Start of Block

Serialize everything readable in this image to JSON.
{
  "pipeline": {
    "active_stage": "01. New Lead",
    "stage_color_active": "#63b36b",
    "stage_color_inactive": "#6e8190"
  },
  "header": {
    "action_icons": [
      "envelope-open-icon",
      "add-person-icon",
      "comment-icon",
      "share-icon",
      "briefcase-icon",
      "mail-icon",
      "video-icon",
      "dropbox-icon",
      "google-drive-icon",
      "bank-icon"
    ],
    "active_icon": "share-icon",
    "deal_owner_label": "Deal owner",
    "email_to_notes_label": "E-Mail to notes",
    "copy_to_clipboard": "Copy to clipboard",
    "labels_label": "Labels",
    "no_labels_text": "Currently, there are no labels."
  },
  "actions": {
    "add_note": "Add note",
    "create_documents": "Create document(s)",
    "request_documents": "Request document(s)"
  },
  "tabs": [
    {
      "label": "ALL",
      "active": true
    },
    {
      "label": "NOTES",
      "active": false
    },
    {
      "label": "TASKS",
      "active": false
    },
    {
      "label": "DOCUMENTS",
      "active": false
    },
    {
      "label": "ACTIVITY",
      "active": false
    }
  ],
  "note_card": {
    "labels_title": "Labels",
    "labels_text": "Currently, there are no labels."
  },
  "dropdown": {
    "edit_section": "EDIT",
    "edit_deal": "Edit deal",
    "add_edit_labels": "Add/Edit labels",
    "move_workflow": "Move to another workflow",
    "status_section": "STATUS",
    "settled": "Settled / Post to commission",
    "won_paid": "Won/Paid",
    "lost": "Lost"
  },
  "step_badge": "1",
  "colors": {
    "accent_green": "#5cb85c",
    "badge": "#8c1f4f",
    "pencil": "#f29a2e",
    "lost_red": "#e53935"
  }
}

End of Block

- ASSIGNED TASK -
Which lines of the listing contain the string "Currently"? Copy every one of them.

- RESPONSE -
    "no_labels_text": "Currently, there are no labels."
    "labels_text": "Currently, there are no labels."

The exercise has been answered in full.